* WORK ITEM *
Look below for the line that contains "Enumerate this screenshot's", and write out exactly that line and all remaining lines of the listing, omitting pictures.

* SOURCE DATA *
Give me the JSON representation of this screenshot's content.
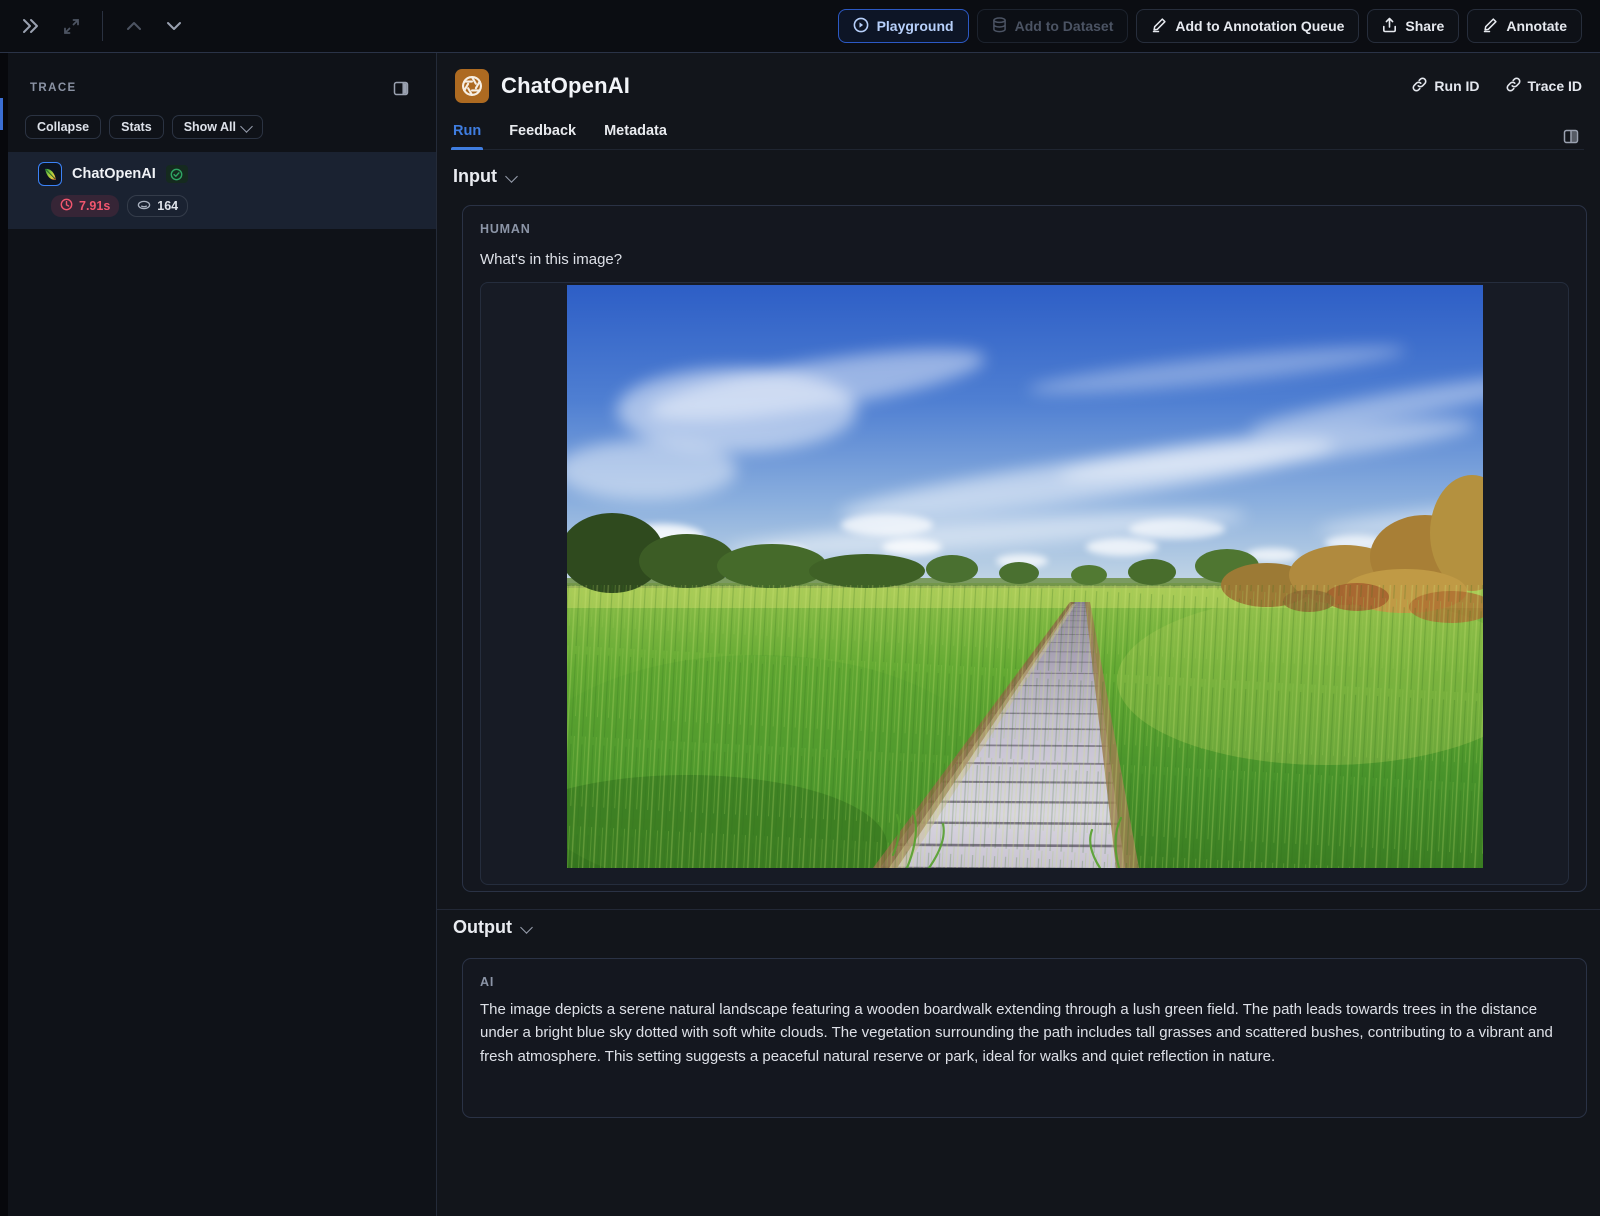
{
  "toolbar": {
    "playground_label": "Playground",
    "add_to_dataset_label": "Add to Dataset",
    "add_to_annotation_queue_label": "Add to Annotation Queue",
    "share_label": "Share",
    "annotate_label": "Annotate"
  },
  "sidebar": {
    "title": "TRACE",
    "collapse_label": "Collapse",
    "stats_label": "Stats",
    "show_all_label": "Show All",
    "trace_item": {
      "name": "ChatOpenAI",
      "status": "success",
      "latency": "7.91s",
      "tokens": "164"
    }
  },
  "header": {
    "title": "ChatOpenAI",
    "run_id_label": "Run ID",
    "trace_id_label": "Trace ID",
    "tabs": [
      {
        "label": "Run",
        "active": true
      },
      {
        "label": "Feedback",
        "active": false
      },
      {
        "label": "Metadata",
        "active": false
      }
    ]
  },
  "input_section": {
    "heading": "Input",
    "role": "HUMAN",
    "message": "What's in this image?",
    "image_alt": "wooden boardwalk through green field under blue sky"
  },
  "output_section": {
    "heading": "Output",
    "role": "AI",
    "message": "The image depicts a serene natural landscape featuring a wooden boardwalk extending through a lush green field. The path leads towards trees in the distance under a bright blue sky dotted with soft white clouds. The vegetation surrounding the path includes tall grasses and scattered bushes, contributing to a vibrant and fresh atmosphere. This setting suggests a peaceful natural reserve or park, ideal for walks and quiet reflection in nature."
  },
  "icons": {
    "collapse-sidebar-icon": "double chevron right »",
    "expand-icon": "four-corner arrows",
    "prev-icon": "chevron up",
    "next-icon": "chevron down",
    "panel-toggle-icon": "split panel rectangle",
    "play-circle-icon": "circle with play triangle",
    "database-icon": "cylinder stack",
    "pen-icon": "pen over line",
    "share-icon": "arrow up from tray",
    "link-icon": "chain link",
    "clock-icon": "clock face",
    "token-icon": "coin ellipse",
    "check-circle-icon": "circled checkmark",
    "parrot-icon": "langchain parrot feather",
    "openai-logo": "openai knot on orange"
  },
  "colors": {
    "accent_blue": "#3f7de0",
    "success_green": "#2fa564",
    "latency_red": "#f2566e",
    "brand_orange": "#ad6a21",
    "selected_row_bg": "#1a2231"
  }
}
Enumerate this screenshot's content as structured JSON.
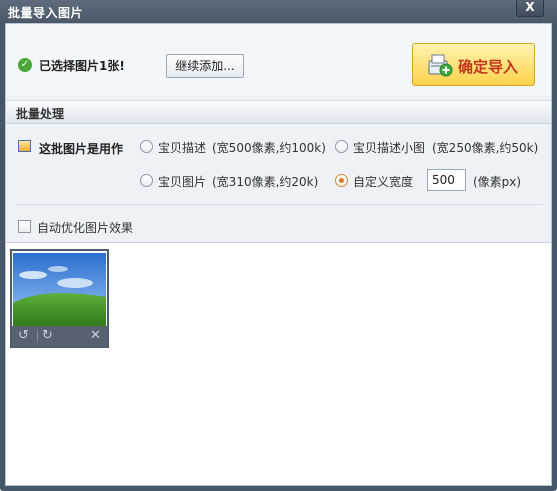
{
  "window": {
    "title": "批量导入图片",
    "close_label": "X"
  },
  "top": {
    "selected_text": "已选择图片1张!",
    "continue_button": "继续添加...",
    "import_button": "确定导入"
  },
  "batch": {
    "section_title": "批量处理",
    "usage_label": "这批图片是用作",
    "options": [
      {
        "label": "宝贝描述",
        "note": "(宽500像素,约100k)",
        "checked": false
      },
      {
        "label": "宝贝描述小图",
        "note": "(宽250像素,约50k)",
        "checked": false
      },
      {
        "label": "宝贝图片",
        "note": "(宽310像素,约20k)",
        "checked": false
      },
      {
        "label": "自定义宽度",
        "checked": true
      }
    ],
    "custom_width_value": "500",
    "custom_width_unit": "(像素px)",
    "auto_optimize_label": "自动优化图片效果"
  },
  "thumbnail": {
    "rotate_left_icon": "↺",
    "rotate_right_icon": "↻",
    "delete_icon": "✕"
  }
}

* REPLY TO THE TASK *
Enumerate this screenshot's content as structured JSON.
{
  "window": {
    "title": "批量导入图片",
    "close_label": "X"
  },
  "top": {
    "selected_text": "已选择图片1张!",
    "continue_button": "继续添加...",
    "import_button": "确定导入"
  },
  "batch": {
    "section_title": "批量处理",
    "usage_label": "这批图片是用作",
    "options": [
      {
        "label": "宝贝描述",
        "note": "(宽500像素,约100k)",
        "checked": false
      },
      {
        "label": "宝贝描述小图",
        "note": "(宽250像素,约50k)",
        "checked": false
      },
      {
        "label": "宝贝图片",
        "note": "(宽310像素,约20k)",
        "checked": false
      },
      {
        "label": "自定义宽度",
        "checked": true
      }
    ],
    "custom_width_value": "500",
    "custom_width_unit": "(像素px)",
    "auto_optimize_label": "自动优化图片效果"
  },
  "thumbnail": {
    "rotate_left_icon": "↺",
    "rotate_right_icon": "↻",
    "delete_icon": "✕"
  }
}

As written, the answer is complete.